Citigroup has forecast four 50 basis point increases by the Fed at each of its next four meetings, so that the Fed rate reaches 3 percent by the end of the year.

Summing up the expectations last week, Simona Mocuta, chief economist at State Street Global Advisors, told the FT: “The signalling clearly has been very much on the hawkish side for some time, but that has gotten to a fever pitch in recent days.” State Street Global Advisors is the investment management division of the State Street Corporation, the world’s fourth largest asset manager.

The expectation of higher Fed rates has led to the phenomenon of yield curve inversion where the rate on shorter-term Treasury bonds rises to a level higher than that on the 10-year bond. Under normal circumstances the rate on the longer-term debt is higher than the short-term rate because lending longer term involves greater risk and uncertainty and therefore demands a higher rate of return.

But last Friday the rate on the two-year Treasury bond reached 2.44 percent while that on the 10-year was 2.38 percent.

Yield curve inversion is regarded by many market analysts as a warning of a forthcoming recession as investors consider that the Fed has pushed up interest rates to levels that will induce a credit squeeze, leading to a recession and lower rates in the longer term.

Previous recessions have often been preceded by a yield curve inversion. Whether it takes place on this occasion remains to be seen. Experience is an increasingly uncertain guide because of the transformation of the US financial system as the result of 15 years of “quantitative easing” (QE). The Fed has pumped in trillions of dollars into the market, first after the crisis of 2008 and then following the market meltdown of March 2020 at the start of the pandemic.

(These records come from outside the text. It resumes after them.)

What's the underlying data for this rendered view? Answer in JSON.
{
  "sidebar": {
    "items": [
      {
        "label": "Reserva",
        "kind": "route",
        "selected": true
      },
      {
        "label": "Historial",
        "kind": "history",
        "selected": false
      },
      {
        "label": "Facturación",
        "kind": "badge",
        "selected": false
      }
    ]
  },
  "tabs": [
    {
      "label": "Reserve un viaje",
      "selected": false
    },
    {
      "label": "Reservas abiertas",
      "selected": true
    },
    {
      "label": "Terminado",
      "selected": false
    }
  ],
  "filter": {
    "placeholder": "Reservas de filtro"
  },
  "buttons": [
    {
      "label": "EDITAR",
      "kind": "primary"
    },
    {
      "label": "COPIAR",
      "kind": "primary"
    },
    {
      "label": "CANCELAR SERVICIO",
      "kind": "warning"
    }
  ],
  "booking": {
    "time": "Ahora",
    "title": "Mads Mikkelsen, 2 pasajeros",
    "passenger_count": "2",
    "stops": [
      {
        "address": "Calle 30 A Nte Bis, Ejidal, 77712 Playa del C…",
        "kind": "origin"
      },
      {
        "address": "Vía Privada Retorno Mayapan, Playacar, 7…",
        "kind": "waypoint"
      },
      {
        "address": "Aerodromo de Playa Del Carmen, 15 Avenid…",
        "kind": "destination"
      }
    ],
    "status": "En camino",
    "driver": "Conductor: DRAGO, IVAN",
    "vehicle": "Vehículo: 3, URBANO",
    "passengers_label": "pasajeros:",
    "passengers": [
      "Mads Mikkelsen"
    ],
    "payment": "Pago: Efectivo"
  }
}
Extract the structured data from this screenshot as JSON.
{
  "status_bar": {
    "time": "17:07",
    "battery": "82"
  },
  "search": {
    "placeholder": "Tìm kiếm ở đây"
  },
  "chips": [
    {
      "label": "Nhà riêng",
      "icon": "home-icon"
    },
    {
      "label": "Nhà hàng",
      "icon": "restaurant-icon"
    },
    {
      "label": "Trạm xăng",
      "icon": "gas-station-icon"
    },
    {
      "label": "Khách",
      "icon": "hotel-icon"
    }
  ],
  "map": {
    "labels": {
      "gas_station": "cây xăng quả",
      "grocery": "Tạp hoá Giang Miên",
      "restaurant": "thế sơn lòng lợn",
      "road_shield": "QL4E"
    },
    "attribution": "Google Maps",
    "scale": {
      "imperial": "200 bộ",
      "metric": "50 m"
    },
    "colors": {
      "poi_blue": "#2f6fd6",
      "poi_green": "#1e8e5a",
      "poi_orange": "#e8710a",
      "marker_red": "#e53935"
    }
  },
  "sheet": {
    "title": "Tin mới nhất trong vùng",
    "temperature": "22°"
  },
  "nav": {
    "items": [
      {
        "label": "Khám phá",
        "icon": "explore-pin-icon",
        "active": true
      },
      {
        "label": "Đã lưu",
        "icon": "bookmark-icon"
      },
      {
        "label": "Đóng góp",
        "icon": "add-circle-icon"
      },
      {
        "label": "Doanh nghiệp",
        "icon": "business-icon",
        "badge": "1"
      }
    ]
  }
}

The Fed is now treading a fine line. On the one hand it wants to raise rates to clamp down on a wages upsurge, while on the other it is fearful that a too rapid rise will bring down the financial house of cards it has created by its low interest rate and QE regime.

The actions by the Fed will have international ramifications as central banks around the world also move to lift rates to counter wage demands. It will also exacerbate the already large debt servicing problems for many developing economies and so-called emerging markets.

The class agenda driving central bank and monetary policy was indicated by former Treasury secretary Larry Summers in an interview with Bloomberg over the weekend.

Summers, who often indicates the thinking in financial circles—he was one of the first to take issue with the Fed’s claim for much of 2021 that inflation was “transitory”—pointed to the effect of higher rates on government debt.

He began by denouncing the call for a so-called billionaire tax as a “bad idea whose time will never come” and then turned to the issue of government debt. The very low interest rates being used to calculate its impact “look comical today.” With the ratio of government debt to GDP now at more than 100 percent, Summers said using more realistic rates would likely add 5 percent to the debt to GDP ratio.

This raises the ever-growing question of how the debt will be paid and, having ruled out tax rises, Summers left no doubt about where the axe should fall.

“We’re moving towards a moment when we’re going to have to start to think about fiscal policy as well as monetary policy as an anti-inflationary tool,” he told Bloomberg.

The cuts will come not through any reduction in military spending which has risen to record highs, a move Summers fully supports, but on vital social spending which hits the working class.